7. Are they only using the CMG's for this?
8. When it goes back to TEA, does it simply reverse its motions or will it carry them on through?
9. Who is in charge during this - Russian module so the Russians or Houston for overall ISS control?
• Should be fixed, thanks, trying to get it out in a hurry.. Commented Jul 21, 2021 at 23:02
• Thanks! That page looks interesting, I hope it becomes archived!
– uhoh
Commented Jul 21, 2021 at 23:06
• Watching the undocking of Pirs was interesting. Shame there is no external craft to watch the attitude change. Commented Jul 26, 2021 at 17:47
• The station does rotate for Soyuz undocking, always to point the Soyuz prograde.
– SF.
Commented Jul 27, 2021 at 11:48

That's a whole lot of questions for one post. So consider this a partial answer.

1. Yes.

Here's the official MAGIK video showing the maneuvers. My former coworker made the video. Some of the other answers can be derived from the video.

• Yeah, had a headache formulating it in a hurry. I hoped that one would lead into the other, that they weren't too disparate from each other regarding the subject. Great video - guess my terms weren't right for google... Q3,4,8 are definitely answered. Q1 seems to be not "-XLV ZVV X-POP" at all but just simply "-ZVV". Thanks! Commented Jul 21, 2021 at 23:30
• @blobbymcblobby She posted the video on Facebook, that's the only way I knew about it. Commented Jul 21, 2021 at 23:32
• Thanks for the MAGIK link - i assumed they were presentation videos farmed out for production, not the actual tools used. Takes me back though - I used SGI's in the 90s - in 2 different industries, aerospace and broadcast... the last I used were the Onyx RM's... PS. Your colleague had awesome timing! :) Commented Jul 21, 2021 at 23:33
• @blobbymcblobby at ~1:25 in the video (MLM docking) it sure looks -XLV to me Commented Jul 21, 2021 at 23:37
• ah, i did pull that from the page description.. That looks like quite a lot of attitude changes over a limited period of time - I am presuming it is not not always like that (and that the Soyuz flyaround at 2:35 is to get photos for analysis of Nauka) - and interesting the attitude change is for each 'visit', ie. they didn't leave it in that attitude for both undocking Pirs and docking Nauka.. Commented Jul 22, 2021 at 0:05

The maneuver is called an OPM (Optimal Propellant Maneuver) which means very little fuel is needed. The space_station moves in all three axes of motion (called Yaw/Pitch/Roll) to complete the flip-around.

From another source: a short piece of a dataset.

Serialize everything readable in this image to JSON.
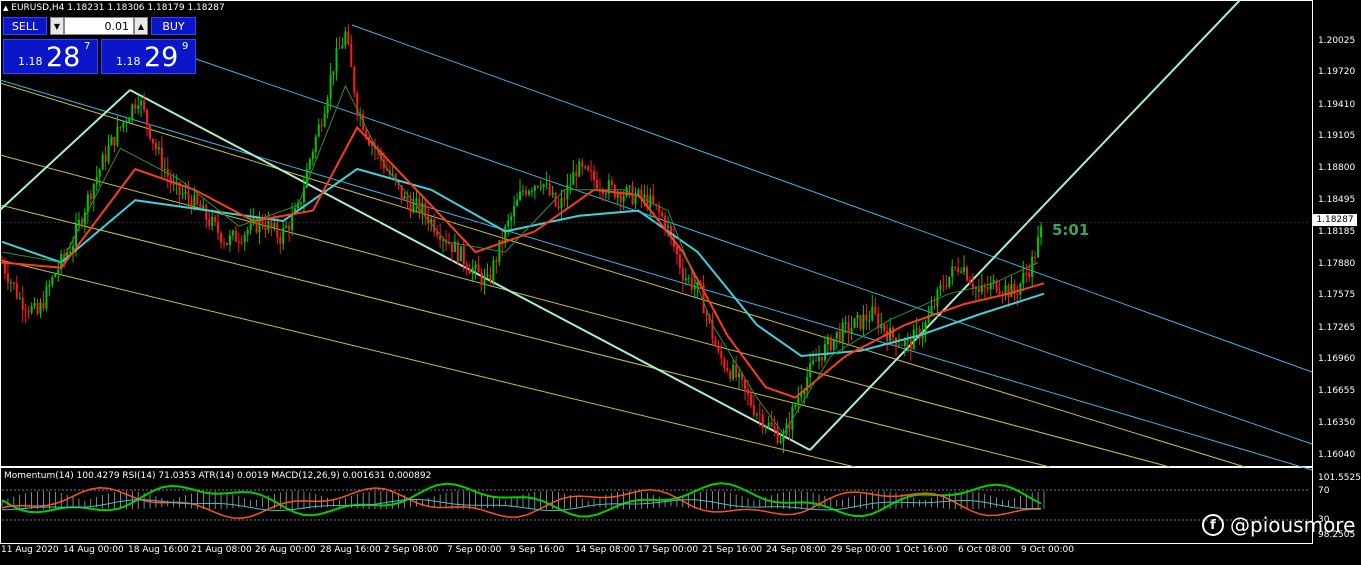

The plots shown below are for the 180 degree yaw maneuver carried out in the past week. This led to the station looking like it was flying backwards for a while.

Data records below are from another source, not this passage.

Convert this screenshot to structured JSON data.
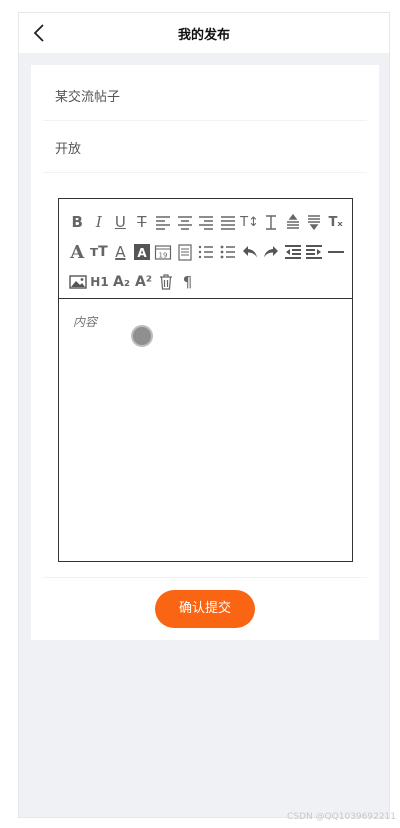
{
  "header": {
    "title": "我的发布",
    "back_icon": "chevron-left-icon"
  },
  "form": {
    "post_type_value": "某交流帖子",
    "visibility_value": "开放"
  },
  "editor": {
    "placeholder": "内容",
    "toolbar_rows": [
      [
        "bold-icon",
        "italic-icon",
        "underline-icon",
        "strikethrough-icon",
        "align-left-icon",
        "align-center-icon",
        "align-right-icon",
        "justify-icon",
        "font-size-icon",
        "line-height-icon",
        "indent-up-icon",
        "indent-down-icon",
        "clear-format-icon"
      ],
      [
        "font-family-icon",
        "text-size-icon",
        "font-color-icon",
        "background-color-icon",
        "date-icon",
        "checklist-icon",
        "ordered-list-icon",
        "bullet-list-icon",
        "undo-icon",
        "redo-icon",
        "outdent-icon",
        "indent-icon",
        "horizontal-rule-icon"
      ],
      [
        "image-icon",
        "heading-icon",
        "subscript-icon",
        "superscript-icon",
        "trash-icon",
        "paragraph-icon"
      ]
    ]
  },
  "actions": {
    "submit_label": "确认提交"
  },
  "watermark": "CSDN @QQ1039692211",
  "colors": {
    "accent": "#fa6514",
    "page_bg": "#f0f1f5"
  }
}
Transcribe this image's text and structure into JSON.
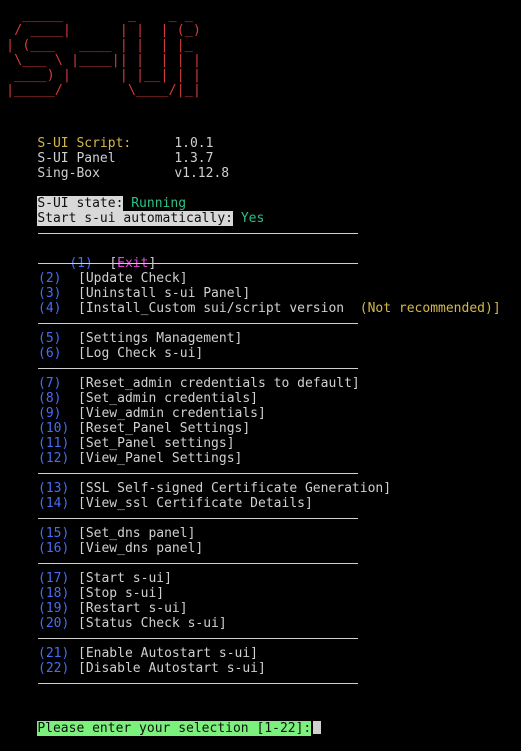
{
  "logo": {
    "lines": [
      "  _____        _    _ _ ",
      " / ____|      | |  | (_)",
      "| (___   ____ | |  | |_ ",
      " \\___ \\ |____|| |  | | |",
      " ____) |      | |__| | |",
      "|_____/        \\____/|_|"
    ]
  },
  "versions": [
    {
      "label": "S-UI Script:",
      "value": "1.0.1"
    },
    {
      "label": "S-UI Panel",
      "value": "1.3.7"
    },
    {
      "label": "Sing-Box",
      "value": "v1.12.8"
    }
  ],
  "status": {
    "state_label": "S-UI state:",
    "state_value": "Running",
    "auto_label": "Start s-ui automatically:",
    "auto_value": "Yes"
  },
  "menu": [
    {
      "num": "(1)",
      "label": "Exit",
      "exit": true
    },
    {
      "num": "(2)",
      "label": "[Update Check]"
    },
    {
      "num": "(3)",
      "label": "[Uninstall s-ui Panel]"
    },
    {
      "num": "(4)",
      "label": "[Install_Custom sui/script version",
      "note": "(Not recommended)]"
    },
    {
      "num": "(5)",
      "label": "[Settings Management]"
    },
    {
      "num": "(6)",
      "label": "[Log Check s-ui]"
    },
    {
      "num": "(7)",
      "label": "[Reset_admin credentials to default]"
    },
    {
      "num": "(8)",
      "label": "[Set_admin credentials]"
    },
    {
      "num": "(9)",
      "label": "[View_admin credentials]"
    },
    {
      "num": "(10)",
      "label": "[Reset_Panel Settings]"
    },
    {
      "num": "(11)",
      "label": "[Set_Panel settings]"
    },
    {
      "num": "(12)",
      "label": "[View_Panel Settings]"
    },
    {
      "num": "(13)",
      "label": "[SSL Self-signed Certificate Generation]"
    },
    {
      "num": "(14)",
      "label": "[View_ssl Certificate Details]"
    },
    {
      "num": "(15)",
      "label": "[Set_dns panel]"
    },
    {
      "num": "(16)",
      "label": "[View_dns panel]"
    },
    {
      "num": "(17)",
      "label": "[Start s-ui]"
    },
    {
      "num": "(18)",
      "label": "[Stop s-ui]"
    },
    {
      "num": "(19)",
      "label": "[Restart s-ui]"
    },
    {
      "num": "(20)",
      "label": "[Status Check s-ui]"
    },
    {
      "num": "(21)",
      "label": "[Enable Autostart s-ui]"
    },
    {
      "num": "(22)",
      "label": "[Disable Autostart s-ui]"
    }
  ],
  "prompt": "Please enter your selection [1-22]:"
}
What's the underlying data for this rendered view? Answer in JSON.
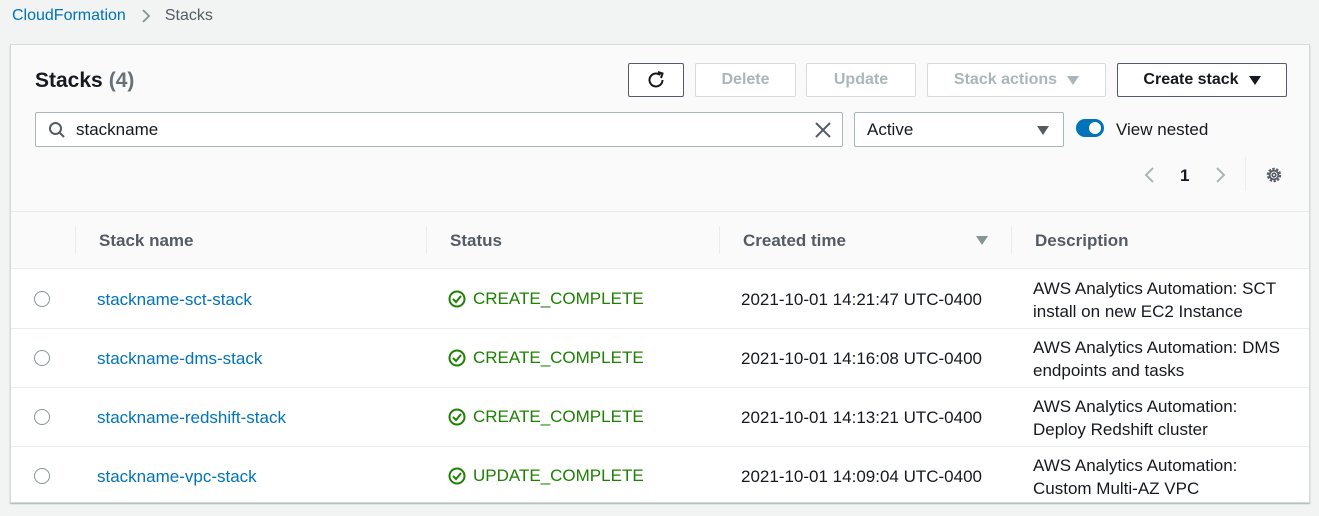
{
  "breadcrumb": {
    "root": "CloudFormation",
    "current": "Stacks"
  },
  "panel": {
    "title": "Stacks",
    "count": "(4)"
  },
  "toolbar": {
    "delete_label": "Delete",
    "update_label": "Update",
    "actions_label": "Stack actions",
    "create_label": "Create stack"
  },
  "search": {
    "value": "stackname"
  },
  "filter": {
    "selected": "Active"
  },
  "view_nested": {
    "label": "View nested",
    "enabled": true
  },
  "pagination": {
    "current_page": "1"
  },
  "table": {
    "columns": [
      "Stack name",
      "Status",
      "Created time",
      "Description"
    ],
    "rows": [
      {
        "name": "stackname-sct-stack",
        "status": "CREATE_COMPLETE",
        "created": "2021-10-01 14:21:47 UTC-0400",
        "description": "AWS Analytics Automation: SCT install on new EC2 Instance"
      },
      {
        "name": "stackname-dms-stack",
        "status": "CREATE_COMPLETE",
        "created": "2021-10-01 14:16:08 UTC-0400",
        "description": "AWS Analytics Automation: DMS endpoints and tasks"
      },
      {
        "name": "stackname-redshift-stack",
        "status": "CREATE_COMPLETE",
        "created": "2021-10-01 14:13:21 UTC-0400",
        "description": "AWS Analytics Automation: Deploy Redshift cluster"
      },
      {
        "name": "stackname-vpc-stack",
        "status": "UPDATE_COMPLETE",
        "created": "2021-10-01 14:09:04 UTC-0400",
        "description": "AWS Analytics Automation: Custom Multi-AZ VPC"
      }
    ]
  },
  "colors": {
    "link": "#0073bb",
    "success": "#1d8102",
    "disabled": "#aab7b8"
  }
}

EDIT:

In relation to the answer below and todays coverage of the Pirs module undocking:

1. How will it achieve this?

Yaw, pitch.

1. Will it yaw to starboard or port?

Starboard. Always..?

1. Will it yaw and pitch separately or all at the same time (unlikely)?

Separately

1. Will the Solar Array spend a little time during this manoeuvre not in its optimum sun-facing attitude.

The solar arrays will be ineffective. The SARJ gets locked for the duration of the maneuvering.

(Solar Arrays are always locked for these types of maneuvers)

• I feel a question coming on for how they make the choice.

Today it looked like (hard to see) they feathered the array. This might be to present the least amount of drag possible presented by the arrays during the maneuver.

1. How long will it take?

about 2 hours for the maneuver which is apparently average. (I saw another quote which must be dated saying 30 minutes)

Sat at 180 for the longest time and the 90 pitch for the shortest.

1. Are they only using the CMG's for this?

use of the 4xCMGs (Control Moment Gyroscopes) with some help from the thrusters on a Progress

1. When it goes back to TEA, does it simply reverse its motions or will it carry them on through?

Reverses.

1. Who is in charge during this - Russian module so the Russians or Houston for overall ISS control?

for the attitude control:

These OPM (Optimal Propellant Maneuver) maneuvers are controlled by ADCO (Attitude Determination and Control Officer - Flight Operations Division) in mission control NASA Johnson